by Staff writer, SF
Ahead of International Women’s Day, the Women’s Council of the National Council of Resistance of Iran (NCRI) held a conference in Paris on February 17, designed to show support for the empowerment of women in Iran.
The conference, attended by female political figures from around the world, was focused on the theme of abolishing the suppression of women in Iran, including the rejection of the compulsory veil, the immediate release of all political prisoners, and the establishment of freedom of speech in Iran.
Many of the speakers, including President-elect of the NCRI Maryam Rajavi, highlighted the role of Iranian women in the recent nationwide protests and paid tribute to their bravery.
The Iranian women had taken to the street in their tens of thousands to chant that the Regime should be scared of the people, and Rajavi urged the mullahs to take note. She said that the women of Iran are united, but they are also supported by women around the world.
Iranian Supreme Leader Ali Khamenei thinks of gender equality as a Western notion, which is why their laws suppress women more than men, but the Iranian Resistance believes that equality should be a global standard.
Rajavi urged the conference to support the uprising in Iran, in the hopes that Iran and its women would soon be free.

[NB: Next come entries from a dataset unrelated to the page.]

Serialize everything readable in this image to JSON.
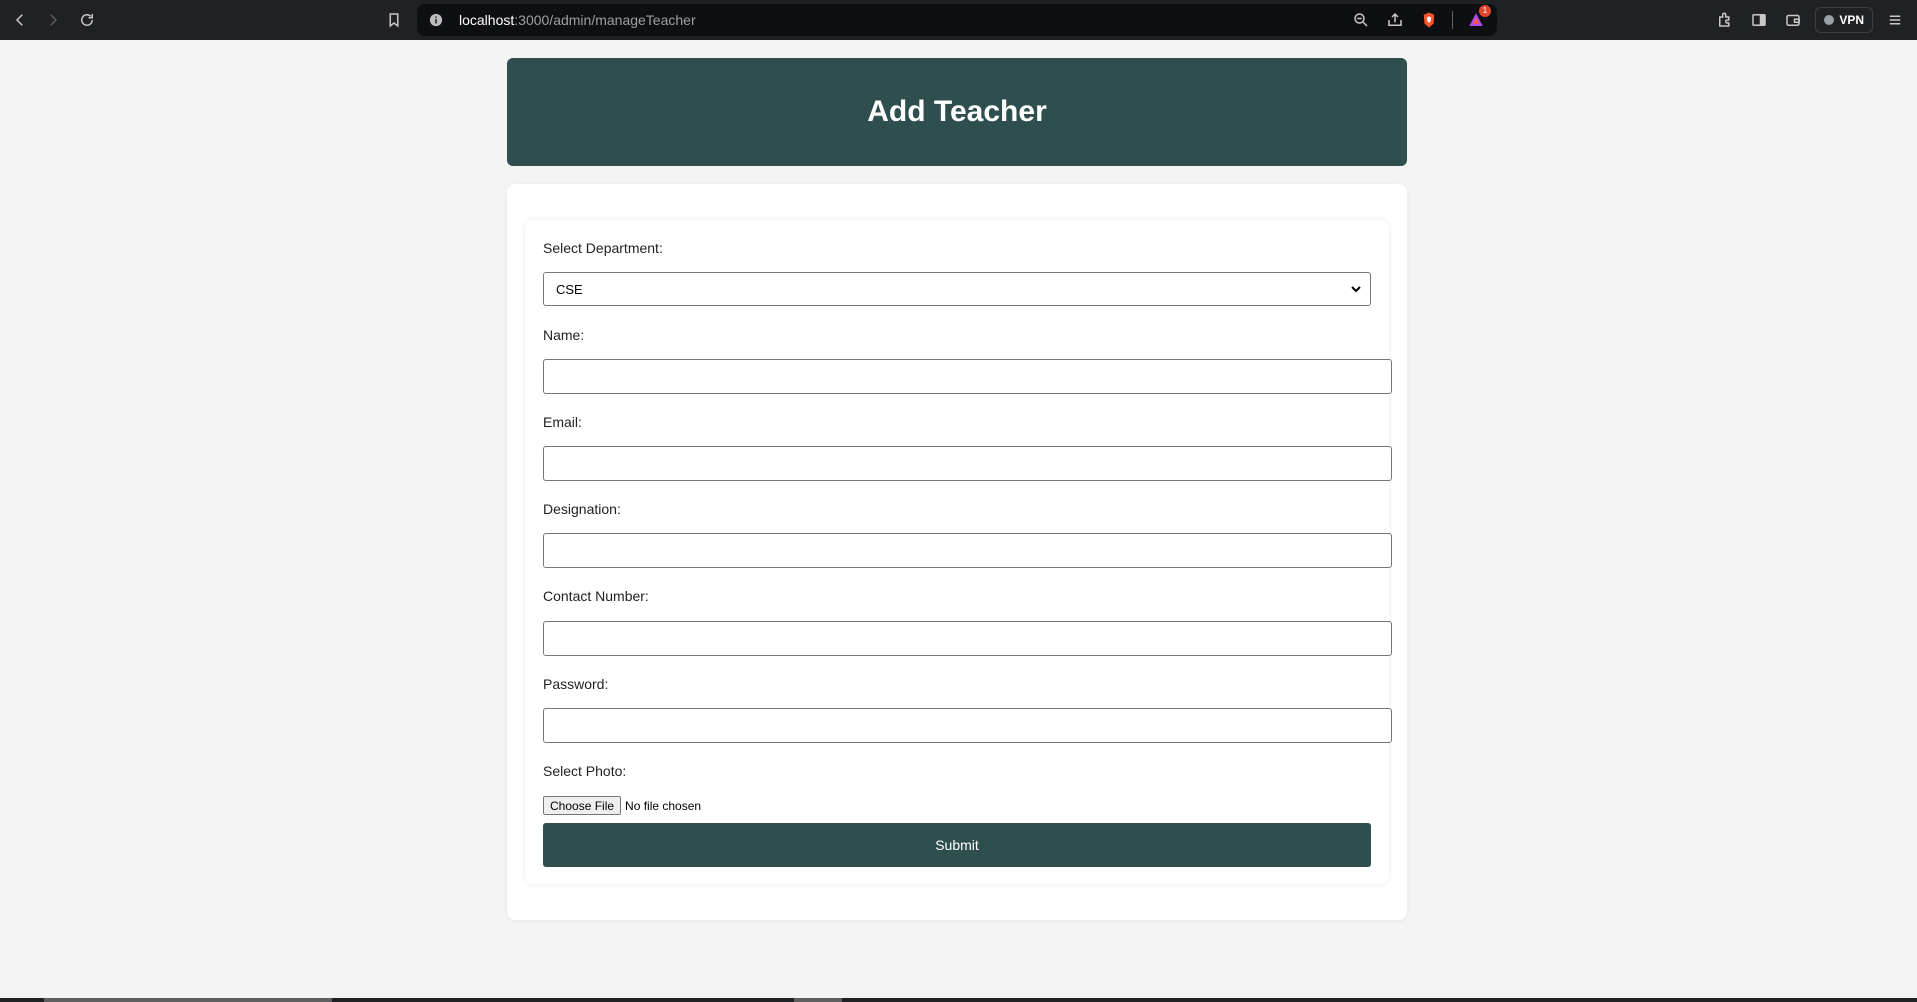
{
  "browser": {
    "url_host": "localhost",
    "url_path": ":3000/admin/manageTeacher",
    "vpn_label": "VPN",
    "rewards_badge_count": "1"
  },
  "page": {
    "title": "Add Teacher"
  },
  "form": {
    "department_label": "Select Department:",
    "department_value": "CSE",
    "name_label": "Name:",
    "name_value": "",
    "email_label": "Email:",
    "email_value": "",
    "designation_label": "Designation:",
    "designation_value": "",
    "contact_label": "Contact Number:",
    "contact_value": "",
    "password_label": "Password:",
    "password_value": "",
    "photo_label": "Select Photo:",
    "file_button_label": "Choose File",
    "file_status": "No file chosen",
    "submit_label": "Submit"
  },
  "colors": {
    "accent": "#2f4f4f",
    "page_bg": "#f4f4f4",
    "chrome_bg": "#202124"
  }
}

Maria Candida Almeida, Deputy Attorney General in Portugal, expressed solidarity with the Iranian women who are risking everything to protest for their rights.

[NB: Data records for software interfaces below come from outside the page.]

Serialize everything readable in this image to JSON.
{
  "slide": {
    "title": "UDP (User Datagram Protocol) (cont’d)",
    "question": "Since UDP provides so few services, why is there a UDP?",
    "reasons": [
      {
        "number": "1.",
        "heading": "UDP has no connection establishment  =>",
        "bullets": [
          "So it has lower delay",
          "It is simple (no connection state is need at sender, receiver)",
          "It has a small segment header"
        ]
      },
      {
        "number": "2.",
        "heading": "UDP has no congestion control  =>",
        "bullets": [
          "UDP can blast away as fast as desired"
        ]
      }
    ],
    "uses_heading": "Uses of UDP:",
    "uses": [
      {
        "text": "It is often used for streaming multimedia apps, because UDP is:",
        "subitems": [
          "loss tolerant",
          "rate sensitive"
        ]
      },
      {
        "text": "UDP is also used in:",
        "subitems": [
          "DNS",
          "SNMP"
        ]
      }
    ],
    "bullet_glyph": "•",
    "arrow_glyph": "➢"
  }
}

She said: “To the women of Iran, we are with you in your just demand to restore freedom and democracy. We will be your voice in the international organization. One day, the people of Iran will be free and there will be justice for all people who were mistreated and abused.”

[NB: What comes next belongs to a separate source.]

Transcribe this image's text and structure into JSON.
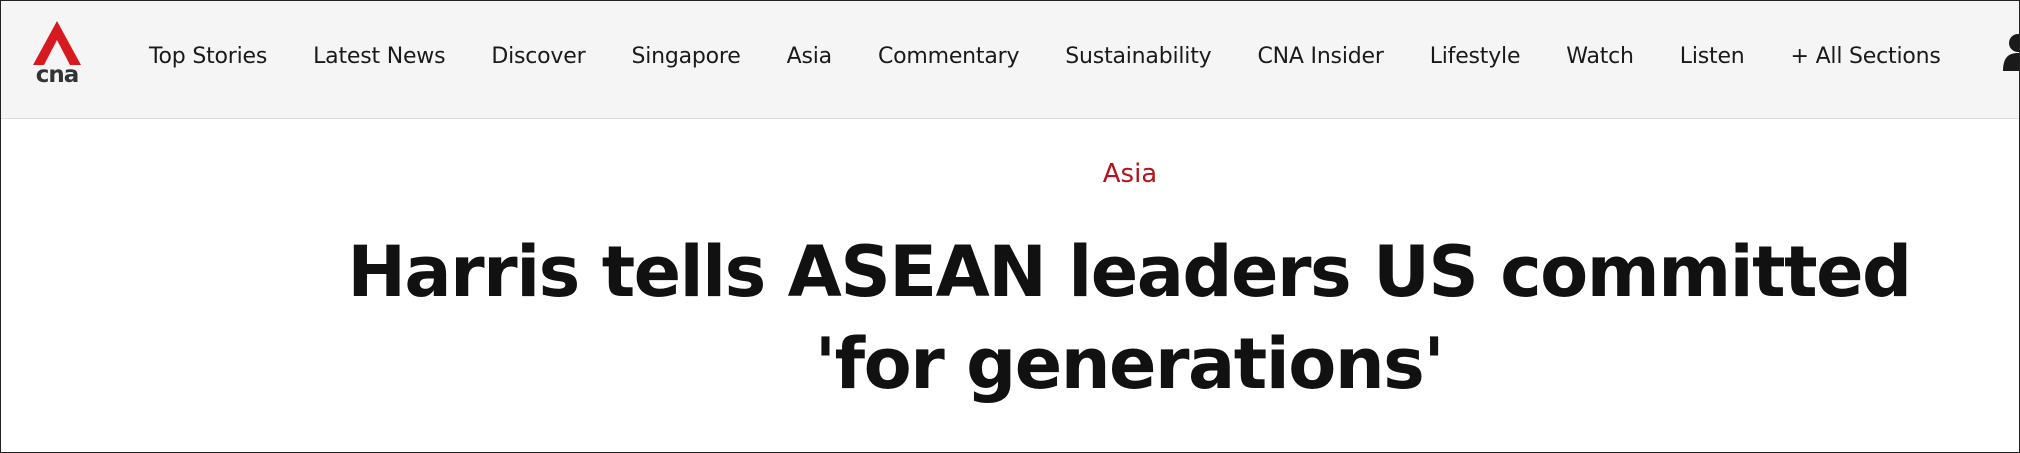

Violence against women
Rashida Manjoo, former United Nations’ Special Rapporteur on Violence Against Women, took the stage to talk the brutalities that Iranian women face on a daily basis, citing the prevalence of arbitrary incarceration, rape of political prisoners, forced marriage, beatings, and torture in Iran Manjoo said that silence from the international community on these matters allowed human rights abuses and amounted to complicity in the Regime’s crimes.
Baroness Verma, member of the British House of Lords and the Parliamentary Under Secretary of State for International Development and Ministerial Champion for tackling Violence Against Women & Girls Overseas, explained that she would make greater efforts to ensure the UK takes action against human rights abuses in Iran.
She said that there should be no place on earth that these violations are acceptable and called on politicians across the world to challenge the Iranian Regime on human rights as well, by asking why protesters are being arrested and why people are going missing.
Also in attendance at the conference were:
•Linda Chavez, the highest-ranking woman in President Ronald Reagan’s White House
•Susana Medina, President of the International Association of Women Judges and a judge in the Supreme Court of Argentina
•Ranjana Kumari, a renowned academician and social activist
•Ingrid Betancourt, a former presidential candidate in Columbia
•Anissa Boumédiène, former First Lady of Algeria